Each entry listed below should be reproduced word for word.

───── Dataset records

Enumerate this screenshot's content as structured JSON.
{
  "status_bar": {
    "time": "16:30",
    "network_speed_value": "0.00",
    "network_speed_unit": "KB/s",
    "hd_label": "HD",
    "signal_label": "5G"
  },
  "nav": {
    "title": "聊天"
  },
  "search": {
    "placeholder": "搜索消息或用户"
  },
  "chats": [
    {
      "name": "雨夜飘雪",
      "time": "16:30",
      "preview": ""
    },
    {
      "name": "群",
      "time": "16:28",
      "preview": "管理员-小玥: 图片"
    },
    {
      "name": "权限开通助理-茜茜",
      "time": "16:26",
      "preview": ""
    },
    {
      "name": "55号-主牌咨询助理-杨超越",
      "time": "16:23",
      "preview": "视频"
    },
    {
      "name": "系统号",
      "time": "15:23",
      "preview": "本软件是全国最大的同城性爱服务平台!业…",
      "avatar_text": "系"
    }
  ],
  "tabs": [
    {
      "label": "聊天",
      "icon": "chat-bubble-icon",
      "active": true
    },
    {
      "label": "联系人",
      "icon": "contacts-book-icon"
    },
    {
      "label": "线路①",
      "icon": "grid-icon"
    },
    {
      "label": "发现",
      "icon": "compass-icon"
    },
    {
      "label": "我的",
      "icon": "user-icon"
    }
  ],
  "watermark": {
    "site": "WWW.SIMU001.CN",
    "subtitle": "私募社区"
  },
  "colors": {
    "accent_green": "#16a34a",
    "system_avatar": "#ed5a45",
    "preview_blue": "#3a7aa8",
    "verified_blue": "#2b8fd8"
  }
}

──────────

Solution for this task:
Enumerate this screenshot's content as structured JSON.
{
  "status_bar": {
    "time": "16:30",
    "network_speed_value": "0.00",
    "network_speed_unit": "KB/s",
    "hd_label": "HD",
    "signal_label": "5G"
  },
  "nav": {
    "title": "聊天"
  },
  "search": {
    "placeholder": "搜索消息或用户"
  },
  "chats": [
    {
      "name": "雨夜飘雪",
      "time": "16:30",
      "preview": ""
    },
    {
      "name": "群",
      "time": "16:28",
      "preview": "管理员-小玥: 图片"
    },
    {
      "name": "权限开通助理-茜茜",
      "time": "16:26",
      "preview": ""
    },
    {
      "name": "55号-主牌咨询助理-杨超越",
      "time": "16:23",
      "preview": "视频"
    },
    {
      "name": "系统号",
      "time": "15:23",
      "preview": "本软件是全国最大的同城性爱服务平台!业…",
      "avatar_text": "系"
    }
  ],
  "tabs": [
    {
      "label": "聊天",
      "icon": "chat-bubble-icon",
      "active": true
    },
    {
      "label": "联系人",
      "icon": "contacts-book-icon"
    },
    {
      "label": "线路①",
      "icon": "grid-icon"
    },
    {
      "label": "发现",
      "icon": "compass-icon"
    },
    {
      "label": "我的",
      "icon": "user-icon"
    }
  ],
  "watermark": {
    "site": "WWW.SIMU001.CN",
    "subtitle": "私募社区"
  },
  "colors": {
    "accent_green": "#16a34a",
    "system_avatar": "#ed5a45",
    "preview_blue": "#3a7aa8",
    "verified_blue": "#2b8fd8"
  }
}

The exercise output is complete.